What to produce -> The lines to copy from the data below are those that hold the string "Montazeri".

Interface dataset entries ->
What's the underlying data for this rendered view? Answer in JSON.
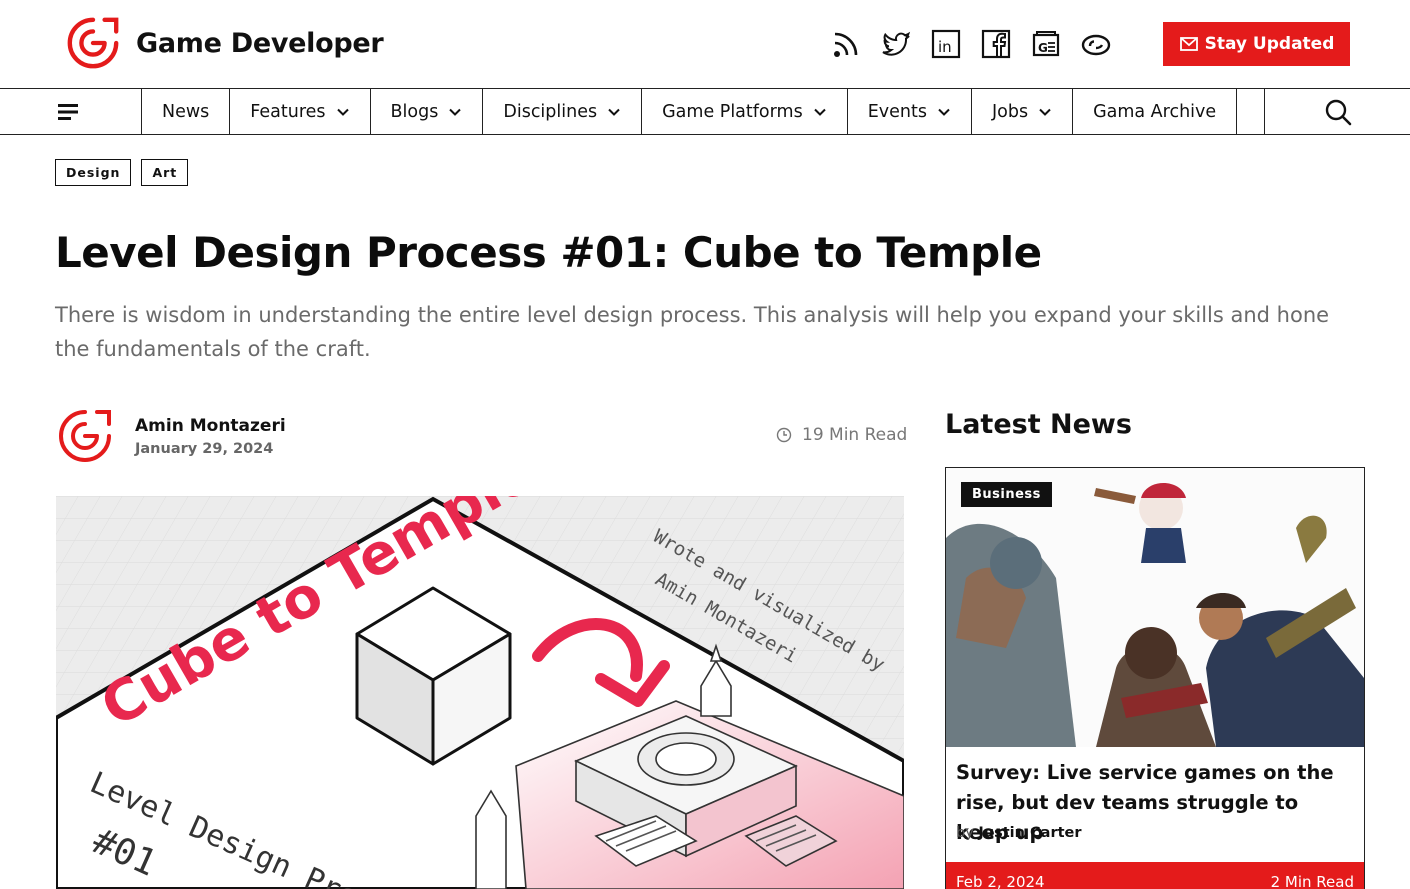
{
  "header": {
    "site_name": "Game Developer",
    "social_icons": [
      "rss-icon",
      "twitter-icon",
      "linkedin-icon",
      "facebook-icon",
      "google-news-icon",
      "flipboard-icon"
    ],
    "cta_label": "Stay Updated",
    "accent_color": "#e41b1b"
  },
  "nav": {
    "items": [
      {
        "label": "News",
        "dropdown": false
      },
      {
        "label": "Features",
        "dropdown": true
      },
      {
        "label": "Blogs",
        "dropdown": true
      },
      {
        "label": "Disciplines",
        "dropdown": true
      },
      {
        "label": "Game Platforms",
        "dropdown": true
      },
      {
        "label": "Events",
        "dropdown": true
      },
      {
        "label": "Jobs",
        "dropdown": true
      },
      {
        "label": "Gama Archive",
        "dropdown": false
      }
    ]
  },
  "article": {
    "tags": [
      "Design",
      "Art"
    ],
    "title": "Level Design Process #01: Cube to Temple",
    "subtitle": "There is wisdom in understanding the entire level design process. This analysis will help you expand your skills and hone the fundamentals of the craft.",
    "author": "Amin Montazeri",
    "date": "January 29, 2024",
    "read_time": "19 Min Read",
    "hero": {
      "headline": "Cube to Temple",
      "credit_line1": "Wrote and visualized by",
      "credit_line2": "Amin Montazeri",
      "series_line1": "Level Design Pro",
      "series_line2": "#01"
    }
  },
  "sidebar": {
    "heading": "Latest News",
    "card": {
      "category": "Business",
      "headline": "Survey: Live service games on the rise, but dev teams struggle to keep up",
      "by_label": "by",
      "author": "Justin Carter",
      "date": "Feb 2, 2024",
      "read_time": "2 Min Read"
    }
  }
}
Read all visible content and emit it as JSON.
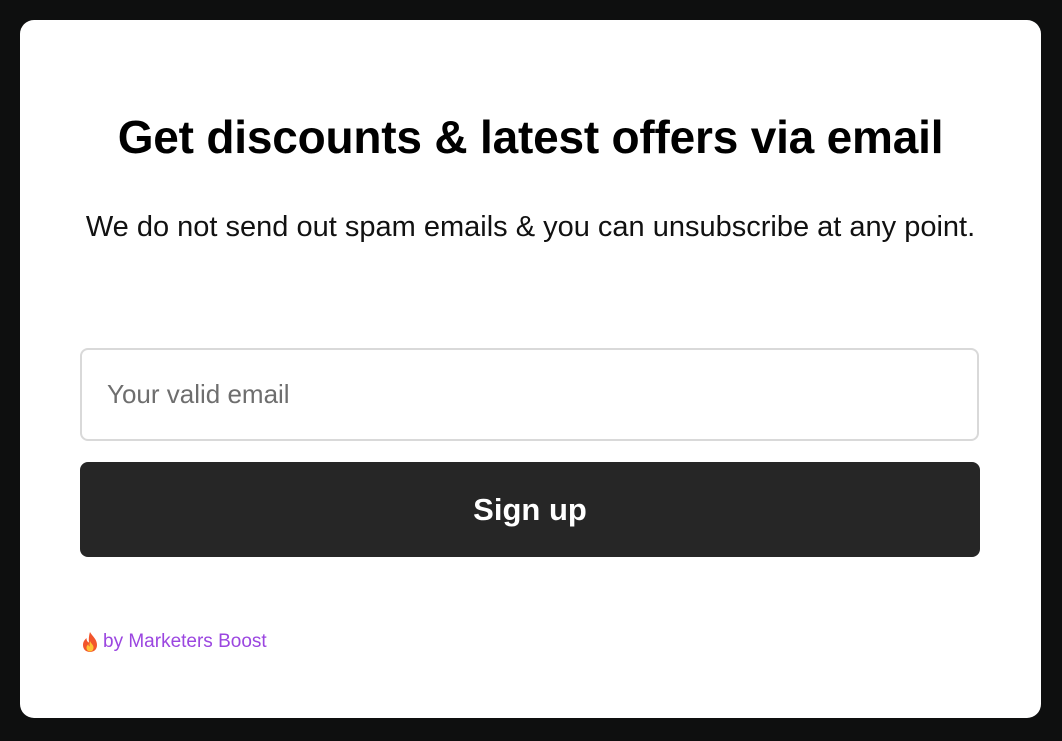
{
  "form": {
    "title": "Get discounts & latest offers via email",
    "subtitle": "We do not send out spam emails & you can unsubscribe at any point.",
    "email": {
      "placeholder": "Your valid email",
      "value": ""
    },
    "signup_label": "Sign up"
  },
  "credit": {
    "icon": "fire-icon",
    "text": "by Marketers Boost"
  },
  "colors": {
    "page_background": "#0e0f0f",
    "card_background": "#ffffff",
    "button_background": "#262626",
    "link_color": "#9b46e0"
  }
}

Your solution ->
    "author": "Amin Montazeri",
      "credit_line2": "Amin Montazeri",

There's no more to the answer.